No vaccines or drugs are approved by FDA to prevent or treat Ebola. Investigational products are in the early stages of development. Such products have not yet been fully tested for safety or effectiveness, and they are in limited supply.
In Congress, the House of Representatives Energy & Commerce Committee is questioning why the U.S. government hasn’t done more to increase the supply of potential treatments and get the products to patients who need them. At a hearing this week, lawmakers grilled government leaders for information about their response efforts and preparedness plans.
“Ebola has been on the world’s radar screen since March, and yet the United States and the international community are still scrambling to stay ahead of and stop this outbreak,” Committee Chairman Fred Upton (R-Mich.) said.
Officials from the National Institutes of Health and FDA said that they are working with governments and private companies around the world to accelerate the development and testing of products that could control the outbreak. “There is a critical need to develop improved diagnostics, as well as safe and effective therapeutics and vaccines, for Ebola,” testified Anthony S. Fauci, director of NIH’s National Institute of Allergy & Infectious Diseases (NIAID).
To that end, NIAID and several companies are ramping up efforts to test new drugs and vaccines in human clinical trials as soon as possible. For example, NIAID is working with Mapp Biopharmaceutical in San Diego to test the safety and efficacy of the drug ZMapp in human volunteers. NIAID is also working with BioCryst Pharmaceuticals in Research Triangle Park in North Carolina to begin human clinical trials on BCX4430, a drug that interferes with the reproductive process of the Ebola virus, by early next year. In addition, NIH plans to evaluate brincidofovir, developed by Chimerix of Durham, N.C., in the coming months.
In a parellel effort, NIAID is working with GlaxoSmithKline in London to test a potential vaccine, which entered a small Phase I study at the NIH Clinical Center in Bethesda, Md., last month. NIH is also working with the Department of Defense and NewLink Genetics of Ames, Iowa, to test another potential vaccine, which was developed by the Public Health Agency of Canada.
With elections in the U.S. just a few weeks away, campaign ads paid for by liberal groups are blaming the shortage of Ebola drugs and vaccines on Republican budget cuts.

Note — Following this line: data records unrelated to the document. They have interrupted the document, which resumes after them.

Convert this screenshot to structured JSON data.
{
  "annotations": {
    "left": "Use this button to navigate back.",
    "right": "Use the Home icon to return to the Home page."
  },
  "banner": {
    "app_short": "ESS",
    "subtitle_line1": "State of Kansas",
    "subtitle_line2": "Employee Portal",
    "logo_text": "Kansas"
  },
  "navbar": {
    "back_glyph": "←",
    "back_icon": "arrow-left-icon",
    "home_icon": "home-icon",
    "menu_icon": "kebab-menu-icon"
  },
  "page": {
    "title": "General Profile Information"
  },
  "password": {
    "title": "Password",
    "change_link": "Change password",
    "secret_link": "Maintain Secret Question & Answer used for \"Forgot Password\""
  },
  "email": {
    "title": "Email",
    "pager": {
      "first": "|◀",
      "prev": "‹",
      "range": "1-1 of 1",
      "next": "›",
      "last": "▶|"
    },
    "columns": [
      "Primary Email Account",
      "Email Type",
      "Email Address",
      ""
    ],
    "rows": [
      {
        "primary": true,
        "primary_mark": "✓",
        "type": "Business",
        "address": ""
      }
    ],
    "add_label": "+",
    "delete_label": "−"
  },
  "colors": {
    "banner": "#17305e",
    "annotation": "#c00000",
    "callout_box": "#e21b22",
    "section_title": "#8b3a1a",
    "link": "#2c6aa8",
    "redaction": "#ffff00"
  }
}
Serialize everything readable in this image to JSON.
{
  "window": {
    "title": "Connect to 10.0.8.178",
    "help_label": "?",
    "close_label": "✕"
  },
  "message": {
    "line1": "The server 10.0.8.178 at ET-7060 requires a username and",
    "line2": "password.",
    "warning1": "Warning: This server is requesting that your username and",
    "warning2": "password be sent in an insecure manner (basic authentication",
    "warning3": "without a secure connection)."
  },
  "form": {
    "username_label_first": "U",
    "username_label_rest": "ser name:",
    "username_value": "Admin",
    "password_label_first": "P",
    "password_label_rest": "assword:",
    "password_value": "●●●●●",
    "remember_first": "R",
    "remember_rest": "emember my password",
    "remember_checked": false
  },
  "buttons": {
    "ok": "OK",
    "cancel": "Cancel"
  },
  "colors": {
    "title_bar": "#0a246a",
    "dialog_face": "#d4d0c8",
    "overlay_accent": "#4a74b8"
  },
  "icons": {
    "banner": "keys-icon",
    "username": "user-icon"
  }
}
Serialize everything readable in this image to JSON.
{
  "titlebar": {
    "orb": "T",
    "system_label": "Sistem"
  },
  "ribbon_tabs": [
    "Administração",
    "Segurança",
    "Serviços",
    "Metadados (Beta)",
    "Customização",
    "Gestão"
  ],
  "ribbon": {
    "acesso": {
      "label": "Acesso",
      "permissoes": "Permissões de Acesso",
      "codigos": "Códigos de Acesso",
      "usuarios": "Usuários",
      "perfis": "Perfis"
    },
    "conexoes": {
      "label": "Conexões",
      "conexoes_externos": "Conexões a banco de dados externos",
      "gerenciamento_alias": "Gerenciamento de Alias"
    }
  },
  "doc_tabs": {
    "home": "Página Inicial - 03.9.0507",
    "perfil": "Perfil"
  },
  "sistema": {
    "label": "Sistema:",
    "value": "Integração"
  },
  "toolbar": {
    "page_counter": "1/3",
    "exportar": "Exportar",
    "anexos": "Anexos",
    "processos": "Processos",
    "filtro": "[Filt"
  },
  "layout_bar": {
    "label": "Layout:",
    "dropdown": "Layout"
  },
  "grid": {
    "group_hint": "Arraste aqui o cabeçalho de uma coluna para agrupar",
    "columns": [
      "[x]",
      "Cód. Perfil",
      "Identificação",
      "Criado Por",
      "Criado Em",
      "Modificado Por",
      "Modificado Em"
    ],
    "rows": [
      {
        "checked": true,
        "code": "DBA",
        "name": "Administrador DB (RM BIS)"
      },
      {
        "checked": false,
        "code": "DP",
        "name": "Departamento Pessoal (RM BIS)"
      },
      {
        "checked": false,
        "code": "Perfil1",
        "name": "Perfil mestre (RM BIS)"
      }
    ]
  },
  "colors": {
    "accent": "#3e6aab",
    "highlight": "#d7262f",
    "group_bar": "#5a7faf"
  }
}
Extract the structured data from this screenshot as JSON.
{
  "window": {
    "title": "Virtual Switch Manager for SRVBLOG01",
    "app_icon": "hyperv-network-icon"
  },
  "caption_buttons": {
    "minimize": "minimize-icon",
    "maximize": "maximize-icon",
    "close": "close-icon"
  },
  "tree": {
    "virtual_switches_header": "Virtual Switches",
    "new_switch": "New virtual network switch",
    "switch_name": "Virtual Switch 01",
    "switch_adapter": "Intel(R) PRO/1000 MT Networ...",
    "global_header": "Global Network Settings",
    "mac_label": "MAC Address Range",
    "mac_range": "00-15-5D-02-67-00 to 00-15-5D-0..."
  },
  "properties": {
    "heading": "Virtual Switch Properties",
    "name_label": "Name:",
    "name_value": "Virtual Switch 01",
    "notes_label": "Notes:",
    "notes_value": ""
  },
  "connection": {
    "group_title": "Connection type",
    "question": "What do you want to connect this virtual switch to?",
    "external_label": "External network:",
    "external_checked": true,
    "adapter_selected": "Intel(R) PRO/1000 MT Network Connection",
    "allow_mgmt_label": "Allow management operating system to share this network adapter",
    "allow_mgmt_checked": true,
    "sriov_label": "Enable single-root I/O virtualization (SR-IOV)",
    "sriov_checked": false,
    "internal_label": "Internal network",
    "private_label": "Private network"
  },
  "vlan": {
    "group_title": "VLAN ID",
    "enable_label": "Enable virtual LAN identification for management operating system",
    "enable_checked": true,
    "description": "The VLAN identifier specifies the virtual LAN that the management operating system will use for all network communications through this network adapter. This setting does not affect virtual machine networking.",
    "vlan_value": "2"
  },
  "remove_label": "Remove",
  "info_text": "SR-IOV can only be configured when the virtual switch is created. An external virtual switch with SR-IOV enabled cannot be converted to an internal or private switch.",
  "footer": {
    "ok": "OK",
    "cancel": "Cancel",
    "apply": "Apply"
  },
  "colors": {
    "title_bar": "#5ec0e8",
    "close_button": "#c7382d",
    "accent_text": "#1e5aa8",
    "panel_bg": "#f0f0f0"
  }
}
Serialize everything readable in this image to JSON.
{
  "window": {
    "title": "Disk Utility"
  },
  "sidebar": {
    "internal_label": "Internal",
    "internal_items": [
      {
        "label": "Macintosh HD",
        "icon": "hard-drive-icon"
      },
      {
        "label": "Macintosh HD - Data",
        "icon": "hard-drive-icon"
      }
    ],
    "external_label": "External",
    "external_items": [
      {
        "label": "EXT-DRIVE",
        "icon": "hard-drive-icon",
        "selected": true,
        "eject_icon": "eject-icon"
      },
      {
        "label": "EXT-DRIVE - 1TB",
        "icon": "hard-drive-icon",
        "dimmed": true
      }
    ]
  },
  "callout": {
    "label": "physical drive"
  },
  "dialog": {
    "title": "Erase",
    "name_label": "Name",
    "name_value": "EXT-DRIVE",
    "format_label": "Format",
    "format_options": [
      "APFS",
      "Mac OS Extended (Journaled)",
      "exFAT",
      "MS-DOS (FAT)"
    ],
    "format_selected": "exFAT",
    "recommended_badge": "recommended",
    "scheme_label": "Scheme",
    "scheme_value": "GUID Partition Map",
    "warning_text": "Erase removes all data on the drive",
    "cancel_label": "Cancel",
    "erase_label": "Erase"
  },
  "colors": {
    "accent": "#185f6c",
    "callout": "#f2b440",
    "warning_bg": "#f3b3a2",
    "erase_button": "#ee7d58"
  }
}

NIH Director Francis S. Collins got into the fray last week when he told reporters that a vaccine would likely have been available by now if NIH’s budget hadn’t been pared in recent years.
But many people are questioning that statement, given unknowns in the science surrounding Ebola treatment and the high failure rate of many drug trials. “It’s dangerous to make the correlation that more money equals more cures,” says Benjamin W. Corb, spokesman for the American Society for Biochemistry & Molecular Biology. “Biomedical research, sadly, doesn’t work in such a clear-cut way.”